    There is certainly still a strong possibility that the so-called Taxpayer Savings Grants Program could find its way into legislation. Right now, it’s pre-filed as an amendment to SB 1811 by Rep. Sid Miller, R-Stephenville.

    A vote on a school voucher program could be a close one. It is vitally important that you call your representatives and tell them to vote NO on ANY voucher program language.

    Reasons to oppose the Taxpayer Savings Grant Program or any voucher program:
    • Texas public schools are facing unprecedented and massive cuts to public education and the structural deficit and broken school finance system that created the budget shortfall have not been adequately addressed by this Legislature. To devise a plan that strips money from public schools at such a time is unconscionable.

     

    • At a time when the state is maintaining a laser focus on accountability, transparency, college readiness and measuring student performance, lawmakers should not consider a program that embraces none of these things. The Taxpayer Savings Grant Program includes nothing about improving student achievement or accountability for how taxpayer money is being spent. There is no mechanism for tracking a student’s progress and ensuring students are receiving a quality education.

     

    • This session the Legislature is considering increasing standards for charter schools. Why would Texas want a voucher program with zero accountability at a time when standards for all taxpayer-funded schools, including schools of choice, are aiming for higher standards than ever?

     

    • While the group promoting the voucher program says it could save the state $2 billion over the biennium, that number is a guess, at best. The program could actually end up costing the state money. There are 600,000 students in private and home schools in Texas – what happens if they become eligible for a voucher? What about incoming kindergarten students who would’ve attended private school anyway? They would be eligible for a voucher under the proposal, taking money out of public school classrooms.

     

    • The $5,143 the voucher would provide is not enough to cover most private schools’ tuition for a year. This program would be a new entitlement program to subsidize private-school tuition for affluent Texans. Is that a good use of taxpayer dollars at a time when lawmakers are making cuts to the Foundation School Program totaling somewhere between $4 and $8 billion over the next two years?

     

    • Florida launched the country’s first statewide voucher program more than a decade ago, but it was plagued with problems and legal challenges. The state Supreme Court invalidated the plan in 2006, saying it violated a constitutional mandate to create a free and uniform public school system. A voucher system in Texas could cost the state money in legal challenges and could ultimately crumble due to legal violations.

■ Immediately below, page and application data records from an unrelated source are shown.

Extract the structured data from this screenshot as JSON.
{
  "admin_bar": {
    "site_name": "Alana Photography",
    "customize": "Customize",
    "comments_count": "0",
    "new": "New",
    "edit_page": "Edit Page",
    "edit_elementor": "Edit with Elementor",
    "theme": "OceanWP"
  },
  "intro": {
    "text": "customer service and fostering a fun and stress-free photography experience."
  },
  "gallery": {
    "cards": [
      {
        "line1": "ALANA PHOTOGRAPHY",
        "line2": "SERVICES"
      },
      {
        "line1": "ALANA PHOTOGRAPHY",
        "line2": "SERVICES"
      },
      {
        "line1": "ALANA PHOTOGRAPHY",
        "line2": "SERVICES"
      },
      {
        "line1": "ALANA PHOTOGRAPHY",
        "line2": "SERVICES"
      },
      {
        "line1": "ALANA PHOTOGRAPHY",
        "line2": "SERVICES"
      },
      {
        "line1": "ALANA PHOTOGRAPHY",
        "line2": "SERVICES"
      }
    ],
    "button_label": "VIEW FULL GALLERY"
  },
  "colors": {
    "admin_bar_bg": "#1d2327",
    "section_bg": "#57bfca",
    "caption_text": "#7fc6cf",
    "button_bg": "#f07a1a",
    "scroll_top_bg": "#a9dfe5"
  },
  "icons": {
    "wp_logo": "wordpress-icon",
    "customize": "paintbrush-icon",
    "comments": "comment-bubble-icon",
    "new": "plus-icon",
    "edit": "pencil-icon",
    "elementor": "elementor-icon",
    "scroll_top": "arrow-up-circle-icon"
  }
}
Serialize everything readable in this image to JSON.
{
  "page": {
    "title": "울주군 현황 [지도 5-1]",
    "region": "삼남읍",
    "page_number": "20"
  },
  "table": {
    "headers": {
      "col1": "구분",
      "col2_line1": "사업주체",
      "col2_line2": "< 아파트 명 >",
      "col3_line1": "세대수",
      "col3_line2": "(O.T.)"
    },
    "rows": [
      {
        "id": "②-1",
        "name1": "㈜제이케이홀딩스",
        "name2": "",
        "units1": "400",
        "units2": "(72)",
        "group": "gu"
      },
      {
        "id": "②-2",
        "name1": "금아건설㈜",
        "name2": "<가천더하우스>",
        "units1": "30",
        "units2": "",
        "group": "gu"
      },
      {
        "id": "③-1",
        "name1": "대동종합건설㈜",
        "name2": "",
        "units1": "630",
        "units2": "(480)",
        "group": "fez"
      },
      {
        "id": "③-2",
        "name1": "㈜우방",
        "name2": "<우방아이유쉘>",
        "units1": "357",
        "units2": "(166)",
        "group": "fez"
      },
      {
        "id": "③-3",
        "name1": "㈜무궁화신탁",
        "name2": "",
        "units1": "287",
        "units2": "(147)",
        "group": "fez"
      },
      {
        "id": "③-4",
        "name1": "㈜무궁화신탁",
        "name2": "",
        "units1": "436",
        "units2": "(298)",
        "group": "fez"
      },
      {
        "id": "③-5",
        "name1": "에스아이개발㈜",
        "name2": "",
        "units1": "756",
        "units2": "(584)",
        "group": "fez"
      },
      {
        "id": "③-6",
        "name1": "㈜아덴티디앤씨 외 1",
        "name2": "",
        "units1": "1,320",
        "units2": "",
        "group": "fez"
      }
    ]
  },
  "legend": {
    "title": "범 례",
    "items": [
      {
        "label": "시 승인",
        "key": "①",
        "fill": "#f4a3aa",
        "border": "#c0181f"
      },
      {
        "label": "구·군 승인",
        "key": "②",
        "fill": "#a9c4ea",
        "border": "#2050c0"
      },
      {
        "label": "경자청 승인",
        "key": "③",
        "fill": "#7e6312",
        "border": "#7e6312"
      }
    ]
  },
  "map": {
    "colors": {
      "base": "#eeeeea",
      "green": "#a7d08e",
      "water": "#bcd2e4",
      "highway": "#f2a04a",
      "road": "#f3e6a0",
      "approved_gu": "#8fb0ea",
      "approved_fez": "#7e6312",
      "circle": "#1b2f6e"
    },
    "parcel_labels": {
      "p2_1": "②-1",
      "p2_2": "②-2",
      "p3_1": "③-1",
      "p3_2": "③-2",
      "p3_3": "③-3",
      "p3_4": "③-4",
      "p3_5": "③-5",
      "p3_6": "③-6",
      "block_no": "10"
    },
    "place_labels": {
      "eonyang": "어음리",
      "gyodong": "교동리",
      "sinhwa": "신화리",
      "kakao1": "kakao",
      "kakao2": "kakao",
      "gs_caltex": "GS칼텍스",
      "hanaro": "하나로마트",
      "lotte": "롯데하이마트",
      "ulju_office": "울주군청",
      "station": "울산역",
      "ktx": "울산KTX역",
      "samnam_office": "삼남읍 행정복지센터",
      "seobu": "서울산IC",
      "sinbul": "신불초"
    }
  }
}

    Bringing up a proposal rife with such controversy and potential for divisiveness in the waning days of what most are saying is the most difficult legislative session in memory is a bad idea. Taking away crucial funding from public schools on top of the billions in painful cuts to public education already in the current House and Senate budget bills is unthinkable. Urge your lawmaker to stand up for public education and vote no to any attempt to create a voucher system in Texas.

Last Modified on May 19, 2011